Oh, say does that star-spangled banner yet wave o’er the land of the free and the home of the brave? A star-spangled banner still waves over Fort McHenry. International students that study in Maryland will want to take a trip to Fort McHenry to learn a little bit about American history and see the birthplace of the United States national anthem.
International students can drive to Fort McHenry or take a water taxi from the Inner Harbor in Baltimore.
The 43-acre national park is enjoyed for its spacious waterfront views where visitors picnic, bike, jog, and stroll. Admission is free to the grounds and it costs only seven dollars to explore the Fort.
Fort McHenry is the only area of the National Park System to be designated both a National Monument and Historic Shrine.
After America won its independence in 1776, the citizens of Baltimore Town feared an attack by British ships. Frenchman, Jean Foncin, designed a star shaped fort in 1798 and it was named after James McHenry, a surgeon-soldier who became Secretary of War under President Washington.
But it is the during the War of 1812, where Fort McHenry earned much of its fame. In order to “preserve Free Trade & Sailor’s Rights,” the United States declared war on England in June of 1812. In August 1814, British forces marched on Washington, defeated U.S. forces, burned the Capitol, and moved onto attack For McHenry in September during the Battle of Baltimore.

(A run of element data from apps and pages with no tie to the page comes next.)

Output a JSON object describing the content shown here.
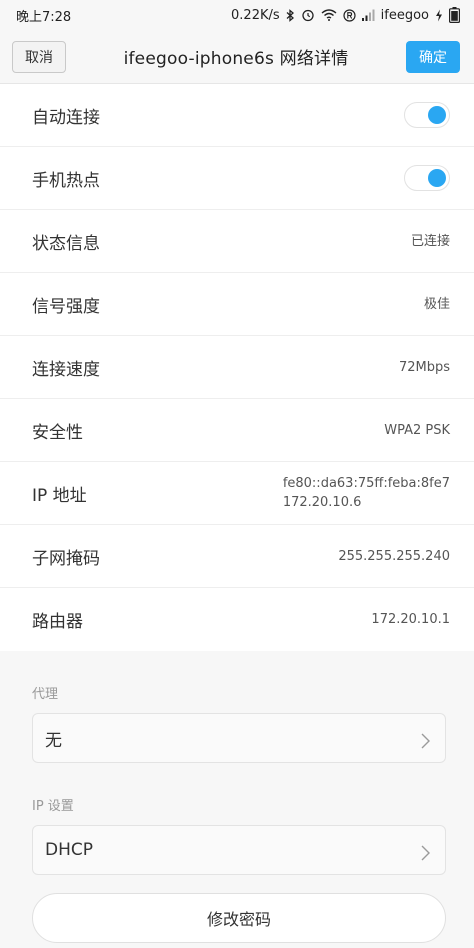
{
  "status_bar": {
    "time": "晚上7:28",
    "speed": "0.22K/s",
    "carrier": "ifeegoo"
  },
  "header": {
    "cancel_label": "取消",
    "title": "ifeegoo-iphone6s  网络详情",
    "confirm_label": "确定"
  },
  "rows": [
    {
      "label": "自动连接",
      "type": "toggle",
      "on": true
    },
    {
      "label": "手机热点",
      "type": "toggle",
      "on": true
    },
    {
      "label": "状态信息",
      "value": "已连接"
    },
    {
      "label": "信号强度",
      "value": "极佳"
    },
    {
      "label": "连接速度",
      "value": "72Mbps"
    },
    {
      "label": "安全性",
      "value": "WPA2 PSK"
    },
    {
      "label": "IP 地址",
      "value_line1": "fe80::da63:75ff:feba:8fe7",
      "value_line2": "172.20.10.6"
    },
    {
      "label": "子网掩码",
      "value": "255.255.255.240"
    },
    {
      "label": "路由器",
      "value": "172.20.10.1"
    }
  ],
  "proxy": {
    "label": "代理",
    "value": "无"
  },
  "ip_settings": {
    "label": "IP 设置",
    "value": "DHCP"
  },
  "change_password_label": "修改密码",
  "colors": {
    "accent": "#2aa7f2",
    "background": "#f7f7f7"
  }
}
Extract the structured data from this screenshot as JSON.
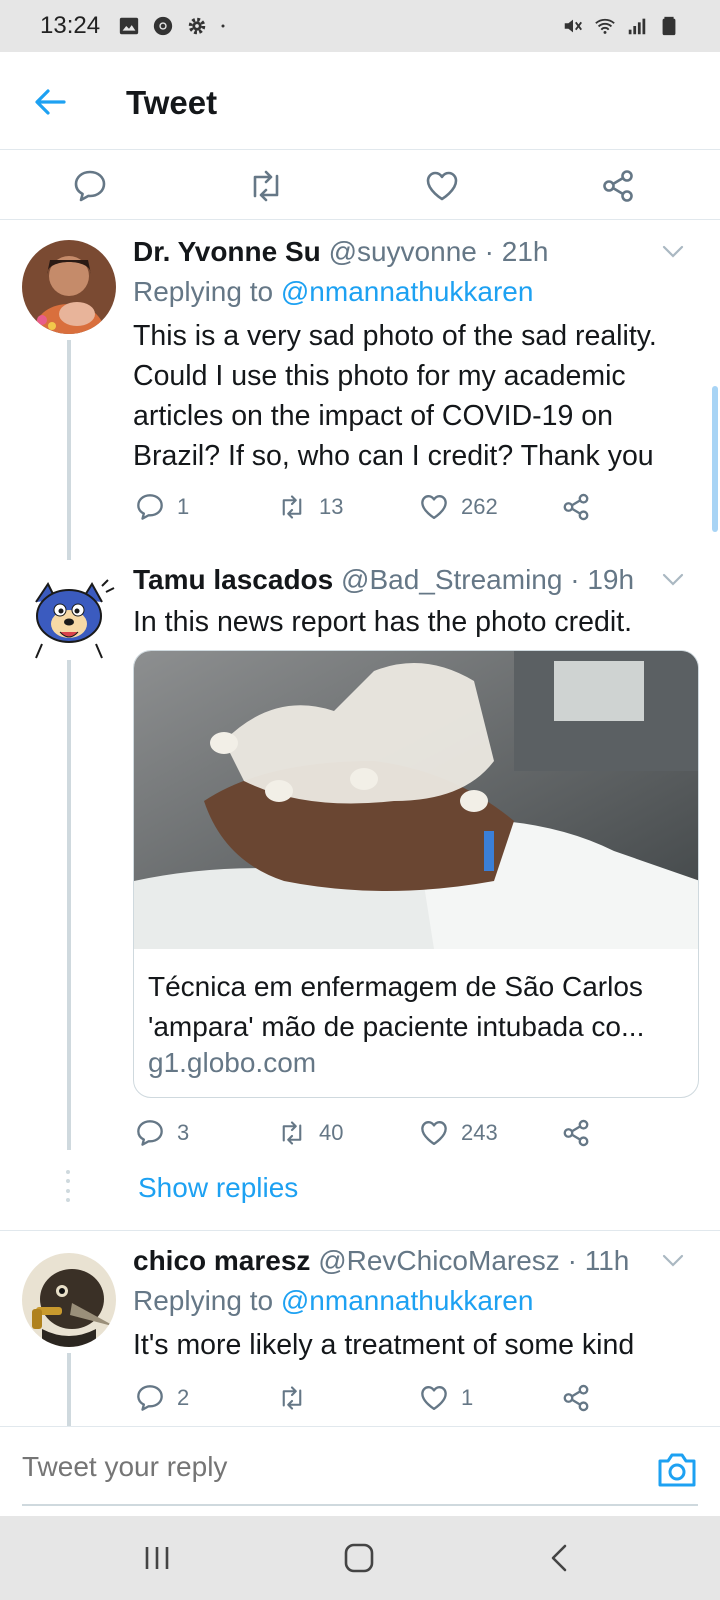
{
  "status_bar": {
    "time": "13:24",
    "icons": [
      "gallery-icon",
      "chrome-icon",
      "settings-icon",
      "dot-icon",
      "mute-icon",
      "wifi-icon",
      "signal-icon",
      "battery-icon"
    ]
  },
  "header": {
    "title": "Tweet"
  },
  "colors": {
    "accent": "#1da1f2",
    "muted": "#657786",
    "text": "#14171a",
    "border": "#e1e8ed"
  },
  "tweets": [
    {
      "name": "Dr. Yvonne Su",
      "handle": "@suyvonne",
      "time": "21h",
      "replying_label": "Replying to",
      "replying_to": "@nmannathukkaren",
      "text": "This is a very sad photo of the sad reality. Could I use this photo for my academic articles on the impact of COVID-19 on Brazil? If so, who can I credit? Thank you",
      "replies": "1",
      "retweets": "13",
      "likes": "262"
    },
    {
      "name": "Tamu lascados",
      "handle": "@Bad_Streaming",
      "time": "19h",
      "text": "In this news report has the photo credit.",
      "card": {
        "title": "Técnica em enfermagem de São Carlos 'ampara' mão de paciente intubada co...",
        "domain": "g1.globo.com"
      },
      "replies": "3",
      "retweets": "40",
      "likes": "243",
      "show_replies": "Show replies"
    },
    {
      "name": "chico maresz",
      "handle": "@RevChicoMaresz",
      "time": "11h",
      "replying_label": "Replying to",
      "replying_to": "@nmannathukkaren",
      "text": "It's more likely a treatment of some kind",
      "replies": "2",
      "retweets": "",
      "likes": "1"
    }
  ],
  "reply_bar": {
    "placeholder": "Tweet your reply"
  },
  "nav": [
    "recent-apps-icon",
    "home-icon",
    "back-icon"
  ]
}
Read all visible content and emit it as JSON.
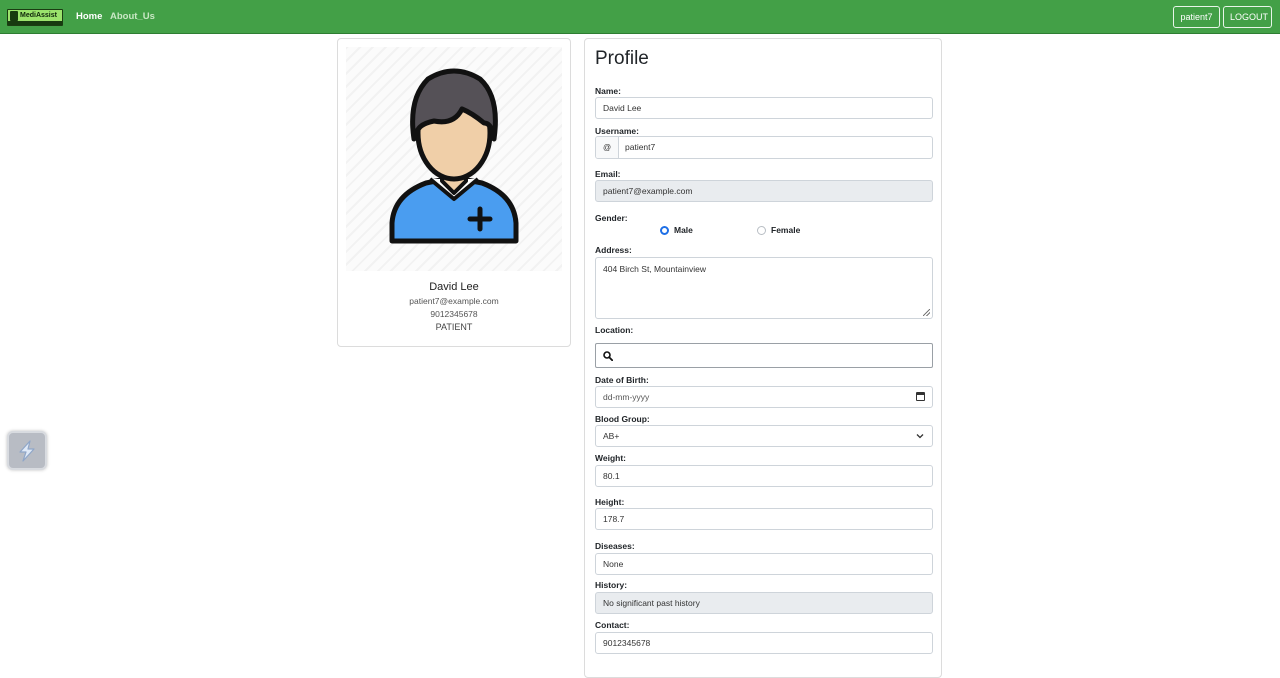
{
  "navbar": {
    "logo_text": "MediAssist",
    "links": [
      {
        "label": "Home"
      },
      {
        "label": "About_Us"
      }
    ],
    "user_button": "patient7",
    "logout_button": "LOGOUT"
  },
  "profile_card": {
    "name": "David Lee",
    "email": "patient7@example.com",
    "phone": "9012345678",
    "role": "PATIENT"
  },
  "form": {
    "title": "Profile",
    "name": {
      "label": "Name:",
      "value": "David Lee"
    },
    "username": {
      "label": "Username:",
      "prefix": "@",
      "value": "patient7"
    },
    "email": {
      "label": "Email:",
      "value": "patient7@example.com"
    },
    "gender": {
      "label": "Gender:",
      "options": [
        "Male",
        "Female"
      ],
      "selected": "Male"
    },
    "address": {
      "label": "Address:",
      "value": "404 Birch St, Mountainview"
    },
    "location": {
      "label": "Location:",
      "icon": "search-icon"
    },
    "dob": {
      "label": "Date of Birth:",
      "placeholder": "dd-mm-yyyy"
    },
    "blood_group": {
      "label": "Blood Group:",
      "value": "AB+"
    },
    "weight": {
      "label": "Weight:",
      "value": "80.1"
    },
    "height": {
      "label": "Height:",
      "value": "178.7"
    },
    "diseases": {
      "label": "Diseases:",
      "value": "None"
    },
    "history": {
      "label": "History:",
      "value": "No significant past history"
    },
    "contact": {
      "label": "Contact:",
      "value": "9012345678"
    }
  },
  "colors": {
    "navbar": "#43a047",
    "accent_radio": "#1e6fe6",
    "readonly_field": "#e9ecef",
    "avatar_shirt": "#4a9df0",
    "avatar_skin": "#f0cfa8",
    "avatar_hair": "#555157"
  }
}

For 25 hours, the British fired 1,500 to 1,800 rounds at the fort and the 1,000 American patriots protecting it. Causing only four deaths and wounding 24, the British realized they had failed and retreated. The young flag with 15 stars and stripes was hoisted above the fort.
This inspired Francis Scott Key, a lawyer and amateur poet, to write the Star-Spangled Banner, originally called the “Defence of Fort M’Henry,” which eventually made its way into newspapers.
During the Civil War, members of the Maryland Legislature were imprisoned at Fort McHenry to prevent any passage of an Act of Secession, and after the Battle of Gettysburg in 1863, nearly 7,000 Confederate soldiers were imprisoned here.
On July 20, 1912, the last active garrison, the 141st Coastal Artillery Company, departed Fort McHenry ending over 110 years of service at the fort.